Start of Information provided
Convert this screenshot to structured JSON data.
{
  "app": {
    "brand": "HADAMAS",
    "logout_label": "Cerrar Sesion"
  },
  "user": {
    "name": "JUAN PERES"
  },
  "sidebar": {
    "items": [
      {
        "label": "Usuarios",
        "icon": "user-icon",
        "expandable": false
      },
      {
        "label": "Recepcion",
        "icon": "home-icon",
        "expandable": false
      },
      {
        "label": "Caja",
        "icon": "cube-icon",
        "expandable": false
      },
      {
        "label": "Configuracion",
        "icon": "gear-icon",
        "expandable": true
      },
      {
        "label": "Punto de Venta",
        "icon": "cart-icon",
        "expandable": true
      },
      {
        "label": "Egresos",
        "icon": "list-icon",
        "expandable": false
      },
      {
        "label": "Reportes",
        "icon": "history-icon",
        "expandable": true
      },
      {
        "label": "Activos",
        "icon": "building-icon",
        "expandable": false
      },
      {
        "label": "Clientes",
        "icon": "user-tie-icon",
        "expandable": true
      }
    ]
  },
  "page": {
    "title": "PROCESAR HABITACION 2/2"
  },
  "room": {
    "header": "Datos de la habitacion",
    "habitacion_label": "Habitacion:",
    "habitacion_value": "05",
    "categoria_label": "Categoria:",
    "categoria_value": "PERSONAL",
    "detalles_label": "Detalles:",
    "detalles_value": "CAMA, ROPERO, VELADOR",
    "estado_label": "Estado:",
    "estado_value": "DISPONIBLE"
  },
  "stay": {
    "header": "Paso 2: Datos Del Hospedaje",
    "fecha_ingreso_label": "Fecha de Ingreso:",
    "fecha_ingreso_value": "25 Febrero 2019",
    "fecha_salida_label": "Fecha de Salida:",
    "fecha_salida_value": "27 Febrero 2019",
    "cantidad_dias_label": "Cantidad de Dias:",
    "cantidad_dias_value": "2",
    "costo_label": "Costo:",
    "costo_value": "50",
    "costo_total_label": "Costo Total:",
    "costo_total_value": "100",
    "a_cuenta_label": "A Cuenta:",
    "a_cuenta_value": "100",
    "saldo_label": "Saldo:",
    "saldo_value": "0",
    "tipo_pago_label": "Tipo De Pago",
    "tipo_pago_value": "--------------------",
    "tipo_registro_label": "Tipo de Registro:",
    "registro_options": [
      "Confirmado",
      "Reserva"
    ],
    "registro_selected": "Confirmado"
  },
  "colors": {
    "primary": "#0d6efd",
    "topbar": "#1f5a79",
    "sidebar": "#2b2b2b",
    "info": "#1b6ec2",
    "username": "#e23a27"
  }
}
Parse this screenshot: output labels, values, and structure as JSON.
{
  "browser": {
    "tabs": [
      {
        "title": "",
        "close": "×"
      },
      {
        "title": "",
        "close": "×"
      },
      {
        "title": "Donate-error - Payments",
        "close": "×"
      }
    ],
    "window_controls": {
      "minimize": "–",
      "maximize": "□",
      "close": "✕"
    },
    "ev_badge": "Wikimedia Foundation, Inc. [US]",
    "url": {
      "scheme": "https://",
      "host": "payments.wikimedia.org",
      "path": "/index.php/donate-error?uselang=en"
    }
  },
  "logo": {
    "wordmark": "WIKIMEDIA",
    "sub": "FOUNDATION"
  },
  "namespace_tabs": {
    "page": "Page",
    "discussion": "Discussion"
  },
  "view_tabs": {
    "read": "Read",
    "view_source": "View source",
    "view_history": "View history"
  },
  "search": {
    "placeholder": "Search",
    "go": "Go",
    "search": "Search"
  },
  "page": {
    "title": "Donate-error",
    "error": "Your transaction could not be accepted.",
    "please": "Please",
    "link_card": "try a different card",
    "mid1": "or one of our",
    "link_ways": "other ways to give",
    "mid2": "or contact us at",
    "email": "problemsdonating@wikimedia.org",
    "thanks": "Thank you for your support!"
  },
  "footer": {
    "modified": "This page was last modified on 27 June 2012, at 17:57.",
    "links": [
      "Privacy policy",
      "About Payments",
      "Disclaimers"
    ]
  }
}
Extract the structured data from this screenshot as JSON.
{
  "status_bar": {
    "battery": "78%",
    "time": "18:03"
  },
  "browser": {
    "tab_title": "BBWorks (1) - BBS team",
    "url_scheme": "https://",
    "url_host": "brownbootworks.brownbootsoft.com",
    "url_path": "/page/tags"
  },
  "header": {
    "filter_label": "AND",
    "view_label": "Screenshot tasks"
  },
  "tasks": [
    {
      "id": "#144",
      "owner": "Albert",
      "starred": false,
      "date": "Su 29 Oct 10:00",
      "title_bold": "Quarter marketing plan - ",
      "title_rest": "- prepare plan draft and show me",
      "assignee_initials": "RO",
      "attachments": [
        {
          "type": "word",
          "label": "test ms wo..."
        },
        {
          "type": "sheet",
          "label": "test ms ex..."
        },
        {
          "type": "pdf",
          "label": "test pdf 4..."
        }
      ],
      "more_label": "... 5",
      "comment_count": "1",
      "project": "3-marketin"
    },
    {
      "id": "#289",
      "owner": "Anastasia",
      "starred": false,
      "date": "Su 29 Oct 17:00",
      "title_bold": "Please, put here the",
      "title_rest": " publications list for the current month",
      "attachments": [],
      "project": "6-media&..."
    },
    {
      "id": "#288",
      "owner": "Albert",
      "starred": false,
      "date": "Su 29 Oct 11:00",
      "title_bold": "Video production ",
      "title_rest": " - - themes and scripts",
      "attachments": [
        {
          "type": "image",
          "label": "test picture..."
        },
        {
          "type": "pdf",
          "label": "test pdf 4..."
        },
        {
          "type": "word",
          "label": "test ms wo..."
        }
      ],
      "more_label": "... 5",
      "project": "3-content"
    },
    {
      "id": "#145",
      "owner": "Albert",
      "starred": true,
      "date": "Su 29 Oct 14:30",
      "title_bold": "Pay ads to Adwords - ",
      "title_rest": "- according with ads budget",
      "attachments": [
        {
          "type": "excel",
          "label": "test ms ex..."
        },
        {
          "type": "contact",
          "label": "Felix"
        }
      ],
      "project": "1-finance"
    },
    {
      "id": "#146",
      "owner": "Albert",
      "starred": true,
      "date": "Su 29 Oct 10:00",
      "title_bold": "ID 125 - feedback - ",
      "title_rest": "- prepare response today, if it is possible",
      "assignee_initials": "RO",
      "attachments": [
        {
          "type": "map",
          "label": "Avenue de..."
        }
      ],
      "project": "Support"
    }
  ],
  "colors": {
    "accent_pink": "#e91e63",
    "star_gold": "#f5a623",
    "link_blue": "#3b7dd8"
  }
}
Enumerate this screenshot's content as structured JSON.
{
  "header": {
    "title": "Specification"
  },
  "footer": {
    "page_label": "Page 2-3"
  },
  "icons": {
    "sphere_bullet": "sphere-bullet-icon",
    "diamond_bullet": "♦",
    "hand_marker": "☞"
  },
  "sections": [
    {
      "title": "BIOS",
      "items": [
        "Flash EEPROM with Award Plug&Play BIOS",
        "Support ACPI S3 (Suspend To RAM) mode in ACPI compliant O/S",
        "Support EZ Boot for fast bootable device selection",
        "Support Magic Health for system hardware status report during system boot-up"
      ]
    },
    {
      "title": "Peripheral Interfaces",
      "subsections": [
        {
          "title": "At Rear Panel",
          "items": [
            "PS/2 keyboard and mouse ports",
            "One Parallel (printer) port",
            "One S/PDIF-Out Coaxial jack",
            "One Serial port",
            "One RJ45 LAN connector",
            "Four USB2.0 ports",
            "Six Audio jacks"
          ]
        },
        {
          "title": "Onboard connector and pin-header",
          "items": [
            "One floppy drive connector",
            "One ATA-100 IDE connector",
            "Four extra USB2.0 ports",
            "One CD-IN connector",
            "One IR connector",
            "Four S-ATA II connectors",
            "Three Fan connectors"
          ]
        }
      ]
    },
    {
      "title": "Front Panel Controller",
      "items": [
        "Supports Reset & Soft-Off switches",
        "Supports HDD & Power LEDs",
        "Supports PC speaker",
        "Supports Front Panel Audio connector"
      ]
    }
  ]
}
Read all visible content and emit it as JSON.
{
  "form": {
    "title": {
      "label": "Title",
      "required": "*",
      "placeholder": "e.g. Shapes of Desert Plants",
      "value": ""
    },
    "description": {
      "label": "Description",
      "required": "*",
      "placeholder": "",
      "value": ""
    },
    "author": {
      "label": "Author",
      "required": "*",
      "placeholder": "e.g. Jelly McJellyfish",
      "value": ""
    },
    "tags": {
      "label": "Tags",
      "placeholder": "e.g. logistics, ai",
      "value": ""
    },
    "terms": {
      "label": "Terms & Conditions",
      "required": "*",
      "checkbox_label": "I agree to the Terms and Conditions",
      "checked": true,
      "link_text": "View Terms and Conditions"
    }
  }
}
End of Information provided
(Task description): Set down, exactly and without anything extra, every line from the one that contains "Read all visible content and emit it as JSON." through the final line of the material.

(Exercise solution):
Read all visible content and emit it as JSON.
{
  "form": {
    "title": {
      "label": "Title",
      "required": "*",
      "placeholder": "e.g. Shapes of Desert Plants",
      "value": ""
    },
    "description": {
      "label": "Description",
      "required": "*",
      "placeholder": "",
      "value": ""
    },
    "author": {
      "label": "Author",
      "required": "*",
      "placeholder": "e.g. Jelly McJellyfish",
      "value": ""
    },
    "tags": {
      "label": "Tags",
      "placeholder": "e.g. logistics, ai",
      "value": ""
    },
    "terms": {
      "label": "Terms & Conditions",
      "required": "*",
      "checkbox_label": "I agree to the Terms and Conditions",
      "checked": true,
      "link_text": "View Terms and Conditions"
    }
  }
}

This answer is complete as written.